The other day, I was digging through the archives and came across this great story, about raising awareness: what we take notice of and what we may be missing.
On a cold January morning in 2007, world-famous violinist Joshua Bell took part in a social experiment about perception, taste and priorities of people, initiated by The Washington Post columnist, Gene Weingarten.
Just two days after he played to a sold-out theatre in Boston, Bell pulled on a pair of old jeans, a long-sleeved T-shirt and a baseball cap, then stood in a Washington DC subway station plaza. He placed his violin case on the ground, threw a few dollars of change in and played anonymously for around 45 minutes, one of the most intricate pieces ever written with a violin worth around 3.5 million dollars.
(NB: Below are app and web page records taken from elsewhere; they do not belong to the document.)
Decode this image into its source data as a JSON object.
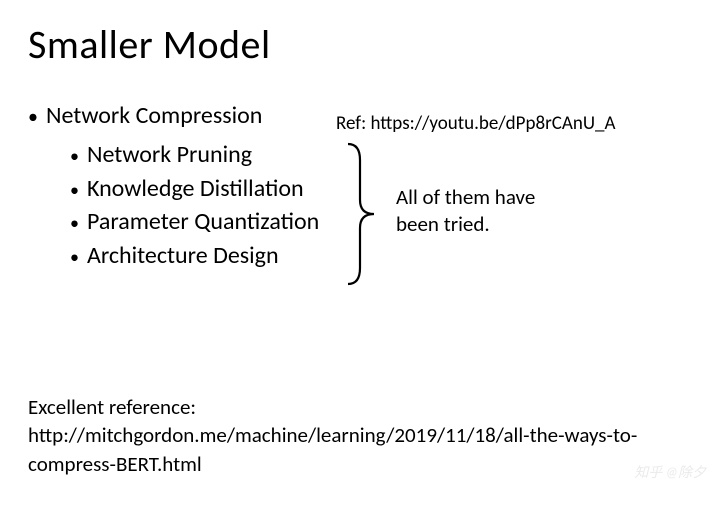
{
  "title": "Smaller Model",
  "main_bullet": "Network Compression",
  "sub_bullets": [
    "Network Pruning",
    "Knowledge Distillation",
    "Parameter Quantization",
    "Architecture Design"
  ],
  "ref_top": "Ref: https://youtu.be/dPp8rCAnU_A",
  "annotation_line1": "All of them have",
  "annotation_line2": "been tried.",
  "footer_label": "Excellent reference:",
  "footer_url": "http://mitchgordon.me/machine/learning/2019/11/18/all-the-ways-to-compress-BERT.html",
  "watermark": "知乎 @除夕"
}
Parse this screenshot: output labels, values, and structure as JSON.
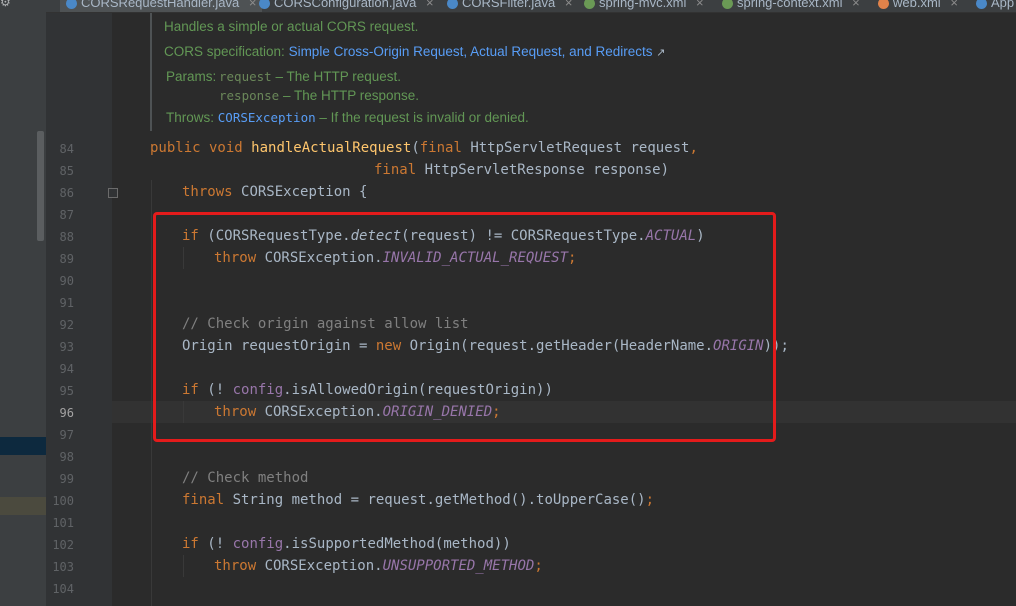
{
  "tabs": [
    {
      "label": "CORSRequestHandler.java",
      "active": true,
      "icon": "java-class-icon",
      "color": "#4a88c7"
    },
    {
      "label": "CORSConfiguration.java",
      "active": false,
      "icon": "java-class-icon",
      "color": "#4a88c7"
    },
    {
      "label": "CORSFilter.java",
      "active": false,
      "icon": "java-class-icon",
      "color": "#4a88c7"
    },
    {
      "label": "spring-mvc.xml",
      "active": false,
      "icon": "spring-xml-icon",
      "color": "#6a9955"
    },
    {
      "label": "spring-context.xml",
      "active": false,
      "icon": "spring-xml-icon",
      "color": "#6a9955"
    },
    {
      "label": "web.xml",
      "active": false,
      "icon": "xml-icon",
      "color": "#e0824a"
    },
    {
      "label": "App",
      "active": false,
      "icon": "java-class-icon",
      "color": "#4a88c7"
    }
  ],
  "doc": {
    "summary": "Handles a simple or actual CORS request.",
    "spec_label": "CORS specification:",
    "spec_link": "Simple Cross-Origin Request, Actual Request, and Redirects",
    "params_label": "Params:",
    "param1_name": "request",
    "param1_desc": " – The HTTP request.",
    "param2_name": "response",
    "param2_desc": " – The HTTP response.",
    "throws_label": "Throws:",
    "throws_type": "CORSException",
    "throws_desc": " – If the request is invalid or denied."
  },
  "line_numbers": [
    "84",
    "85",
    "86",
    "87",
    "88",
    "89",
    "90",
    "91",
    "92",
    "93",
    "94",
    "95",
    "96",
    "97",
    "98",
    "99",
    "100",
    "101",
    "102",
    "103",
    "104"
  ],
  "current_line": "96",
  "code": {
    "l84_kw1": "public void ",
    "l84_fn": "handleActualRequest",
    "l84_a": "(",
    "l84_kw2": "final ",
    "l84_b": "HttpServletRequest request",
    "l84_c": ",",
    "l85_kw": "final ",
    "l85_b": "HttpServletResponse response)",
    "l86_kw": "throws ",
    "l86_b": "CORSException {",
    "l88_kw": "if ",
    "l88_a": "(CORSRequestType.",
    "l88_it": "detect",
    "l88_b": "(request) != CORSRequestType.",
    "l88_c": "ACTUAL",
    "l88_d": ")",
    "l89_kw": "throw ",
    "l89_a": "CORSException.",
    "l89_c": "INVALID_ACTUAL_REQUEST",
    "l89_d": ";",
    "l92_cm": "// Check origin against allow list",
    "l93_a": "Origin requestOrigin = ",
    "l93_kw": "new ",
    "l93_b": "Origin(request.getHeader(HeaderName.",
    "l93_c": "ORIGIN",
    "l93_d": "));",
    "l95_kw": "if ",
    "l95_a": "(! ",
    "l95_f": "config",
    "l95_b": ".isAllowedOrigin(requestOrigin))",
    "l96_kw": "throw ",
    "l96_a": "CORSException.",
    "l96_c": "ORIGIN_DENIED",
    "l96_d": ";",
    "l99_cm": "// Check method",
    "l100_kw": "final ",
    "l100_a": "String method = request.getMethod().toUpperCase()",
    "l100_d": ";",
    "l102_kw": "if ",
    "l102_a": "(! ",
    "l102_f": "config",
    "l102_b": ".isSupportedMethod(method))",
    "l103_kw": "throw ",
    "l103_a": "CORSException.",
    "l103_c": "UNSUPPORTED_METHOD",
    "l103_d": ";"
  },
  "colors": {
    "keyword": "#cc7832",
    "method": "#ffc66d",
    "constant": "#9876aa",
    "comment": "#808080",
    "doc": "#629755",
    "highlight_box": "#e41b1b"
  }
}
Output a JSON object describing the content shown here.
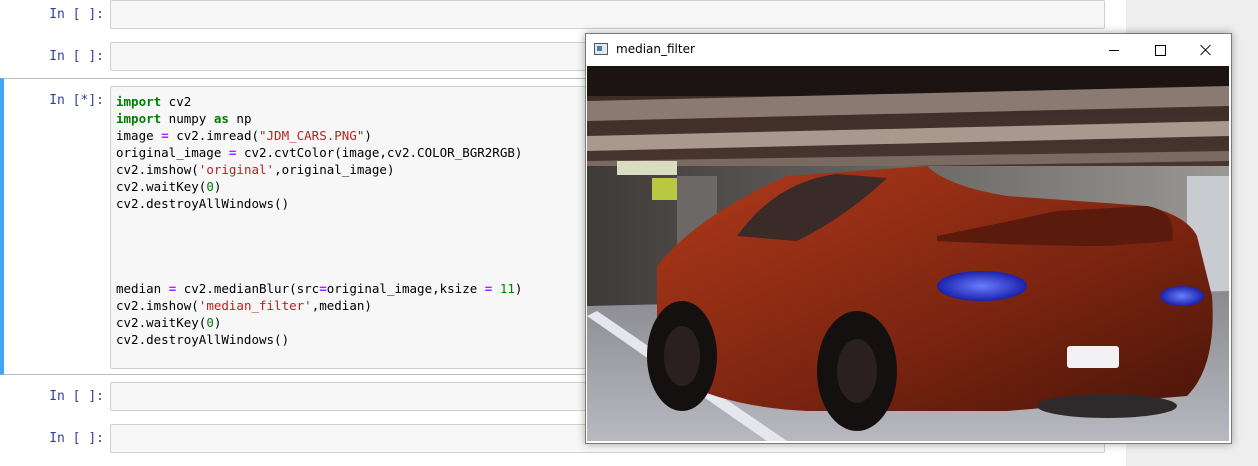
{
  "notebook": {
    "cells": [
      {
        "prompt": "In [ ]:"
      },
      {
        "prompt": "In [ ]:"
      },
      {
        "prompt": "In [*]:",
        "code_lines": [
          [
            {
              "t": "kw",
              "v": "import"
            },
            {
              "t": "n",
              "v": " cv2"
            }
          ],
          [
            {
              "t": "kw",
              "v": "import"
            },
            {
              "t": "n",
              "v": " numpy "
            },
            {
              "t": "kw",
              "v": "as"
            },
            {
              "t": "n",
              "v": " np"
            }
          ],
          [
            {
              "t": "n",
              "v": "image "
            },
            {
              "t": "op",
              "v": "="
            },
            {
              "t": "n",
              "v": " cv2.imread("
            },
            {
              "t": "str",
              "v": "\"JDM_CARS.PNG\""
            },
            {
              "t": "n",
              "v": ")"
            }
          ],
          [
            {
              "t": "n",
              "v": "original_image "
            },
            {
              "t": "op",
              "v": "="
            },
            {
              "t": "n",
              "v": " cv2.cvtColor(image,cv2.COLOR_BGR2RGB)"
            }
          ],
          [
            {
              "t": "n",
              "v": "cv2.imshow("
            },
            {
              "t": "str",
              "v": "'original'"
            },
            {
              "t": "n",
              "v": ",original_image)"
            }
          ],
          [
            {
              "t": "n",
              "v": "cv2.waitKey("
            },
            {
              "t": "num",
              "v": "0"
            },
            {
              "t": "n",
              "v": ")"
            }
          ],
          [
            {
              "t": "n",
              "v": "cv2.destroyAllWindows()"
            }
          ],
          [],
          [],
          [],
          [],
          [
            {
              "t": "n",
              "v": "median "
            },
            {
              "t": "op",
              "v": "="
            },
            {
              "t": "n",
              "v": " cv2.medianBlur(src"
            },
            {
              "t": "op",
              "v": "="
            },
            {
              "t": "n",
              "v": "original_image,ksize "
            },
            {
              "t": "op",
              "v": "="
            },
            {
              "t": "n",
              "v": " "
            },
            {
              "t": "num",
              "v": "11"
            },
            {
              "t": "n",
              "v": ")"
            }
          ],
          [
            {
              "t": "n",
              "v": "cv2.imshow("
            },
            {
              "t": "str",
              "v": "'median_filter'"
            },
            {
              "t": "n",
              "v": ",median)"
            }
          ],
          [
            {
              "t": "n",
              "v": "cv2.waitKey("
            },
            {
              "t": "num",
              "v": "0"
            },
            {
              "t": "n",
              "v": ")"
            }
          ],
          [
            {
              "t": "n",
              "v": "cv2.destroyAllWindows()"
            }
          ]
        ]
      },
      {
        "prompt": "In [ ]:"
      },
      {
        "prompt": "In [ ]:"
      }
    ]
  },
  "window": {
    "title": "median_filter",
    "icons": {
      "app": "opencv-window-icon",
      "minimize": "minimize-icon",
      "maximize": "maximize-icon",
      "close": "close-icon"
    }
  },
  "colors": {
    "selected_cell_bar": "#42a5f5",
    "prompt": "#303f9f",
    "keyword": "#008000",
    "string": "#ba2121"
  }
}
Over a thousand people passed by, yet only seven stopped to listen. During his performance, videotaped by a hidden camera and since shared with over five million people worldwide, Bell collected around fifty dollars from 27 passersby – twenty of which was given by the one and only person who recognised him!
Who paid the most attention? A 3-year-old boy.
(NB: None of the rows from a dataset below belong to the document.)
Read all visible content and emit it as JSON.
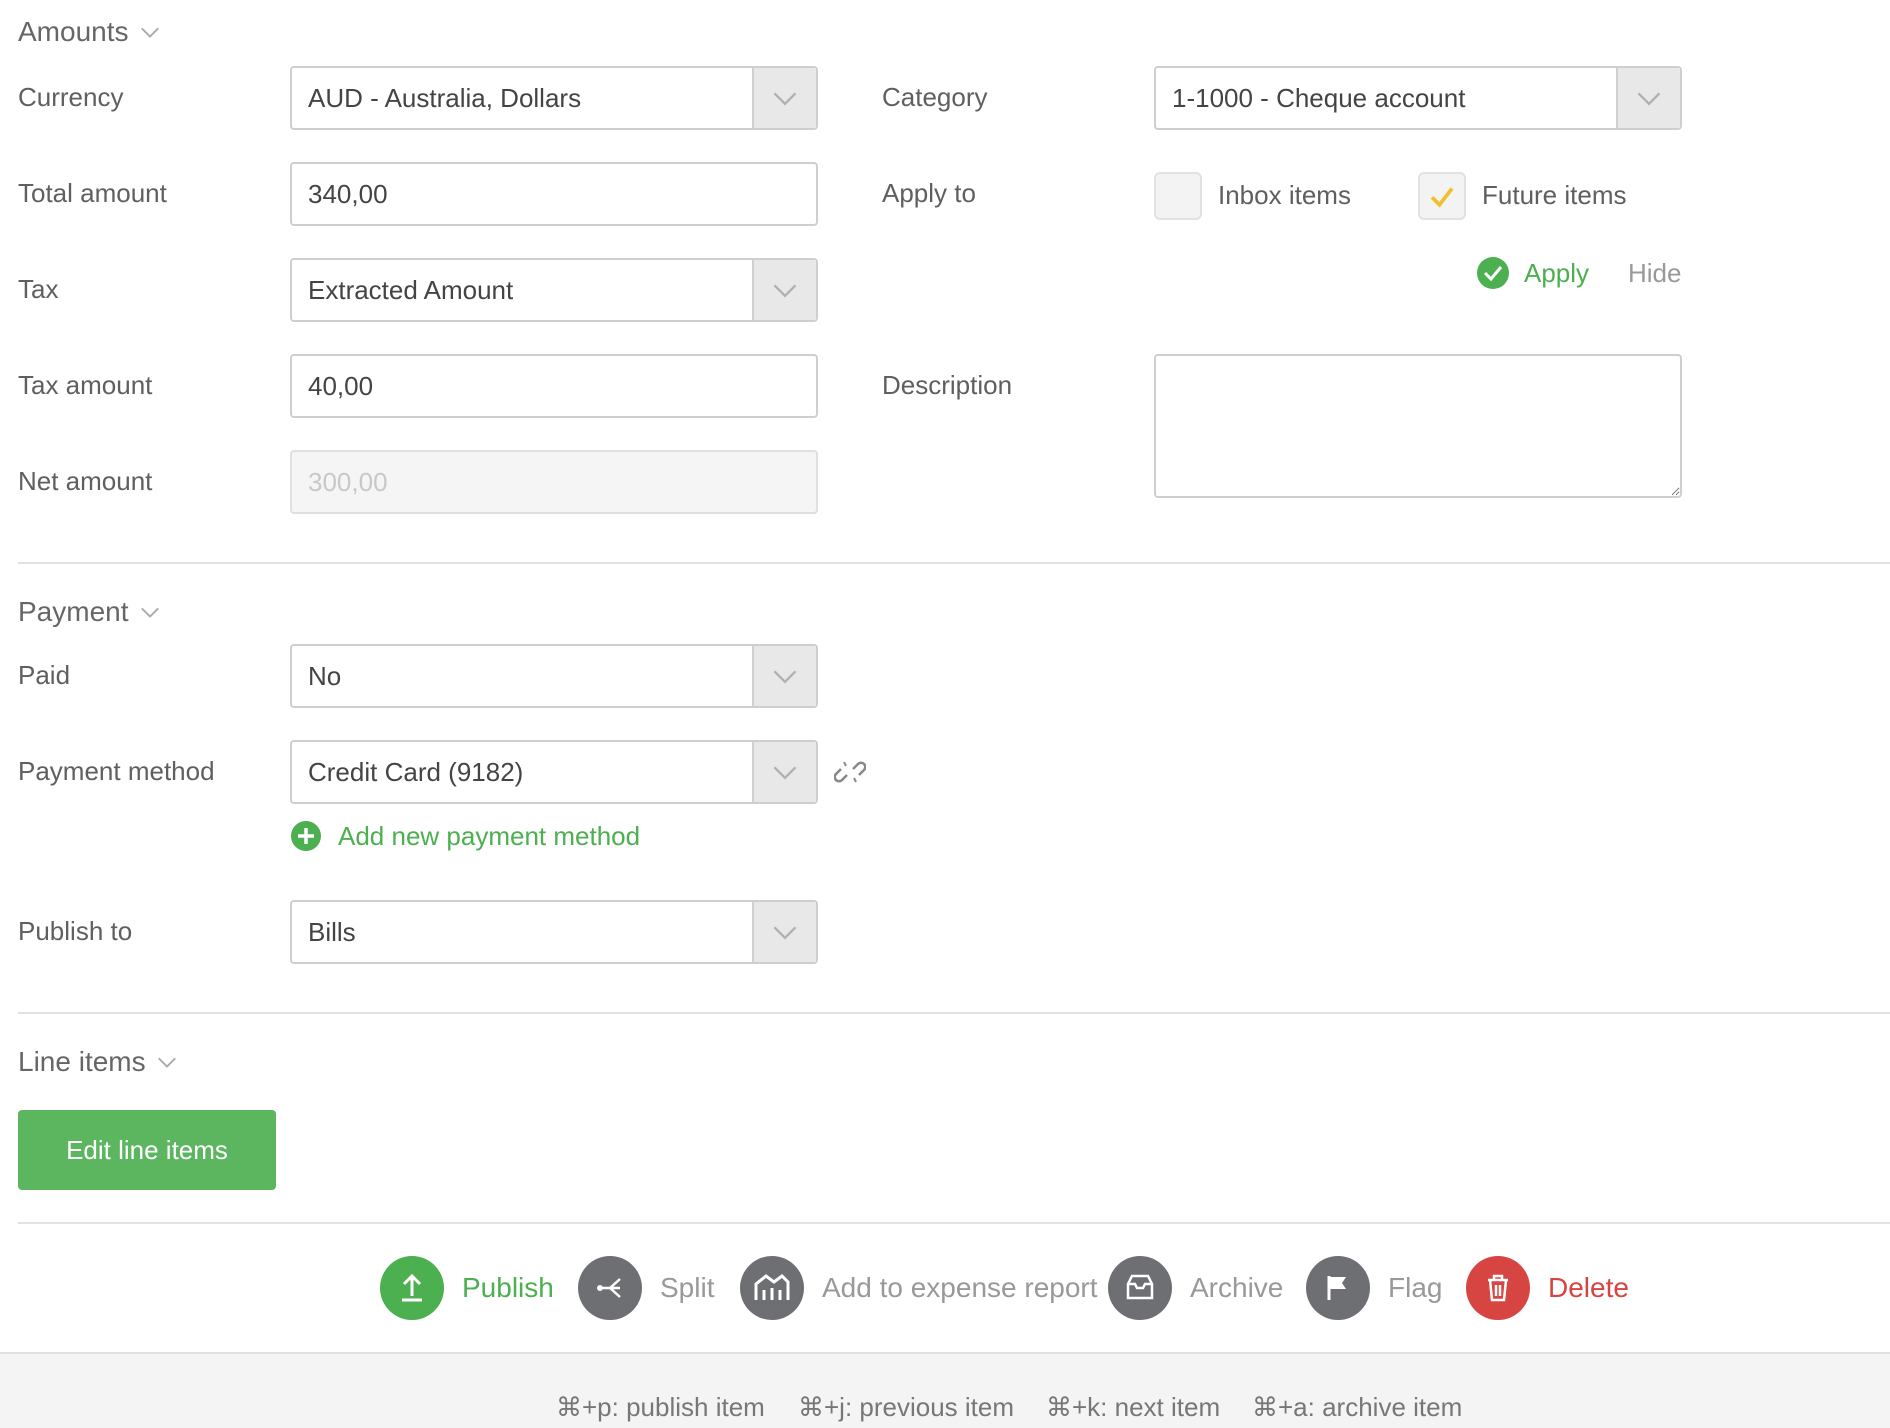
{
  "amounts": {
    "title": "Amounts",
    "currency_label": "Currency",
    "currency_value": "AUD - Australia, Dollars",
    "total_label": "Total amount",
    "total_value": "340,00",
    "tax_label": "Tax",
    "tax_value": "Extracted Amount",
    "tax_amount_label": "Tax amount",
    "tax_amount_value": "40,00",
    "net_label": "Net amount",
    "net_value": "300,00",
    "category_label": "Category",
    "category_value": "1-1000 - Cheque account",
    "apply_to_label": "Apply to",
    "inbox_items_label": "Inbox items",
    "inbox_items_checked": false,
    "future_items_label": "Future items",
    "future_items_checked": true,
    "apply_label": "Apply",
    "hide_label": "Hide",
    "description_label": "Description",
    "description_value": ""
  },
  "payment": {
    "title": "Payment",
    "paid_label": "Paid",
    "paid_value": "No",
    "method_label": "Payment method",
    "method_value": "Credit Card (9182)",
    "add_method_label": "Add new payment method",
    "publish_to_label": "Publish to",
    "publish_to_value": "Bills"
  },
  "line_items": {
    "title": "Line items",
    "edit_button": "Edit line items"
  },
  "actions": {
    "publish": "Publish",
    "split": "Split",
    "expense": "Add to expense report",
    "archive": "Archive",
    "flag": "Flag",
    "delete": "Delete"
  },
  "shortcuts": [
    "⌘+p: publish item",
    "⌘+j: previous item",
    "⌘+k: next item",
    "⌘+a: archive item"
  ],
  "colors": {
    "green": "#4caf50",
    "red": "#d64541",
    "grey_icon": "#6d6f73",
    "check_yellow": "#f0c030"
  }
}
The mother was rushing him along, but the child simply stopped to look and listen for a while. Finally, his mother pulled him away and the child continued to walk, turning his head all the time.
No one even noticed when Bell finished playing. The only sounds were the from the people rushing here and there. No one applauded.
This is a real story.
If we don’t have time to stop and listen to one of the best musicians in the world, playing the best music ever written, what else are we missing out on?
Raising awareness, our own and other people’s, is a start to revealing untold richness in our lives.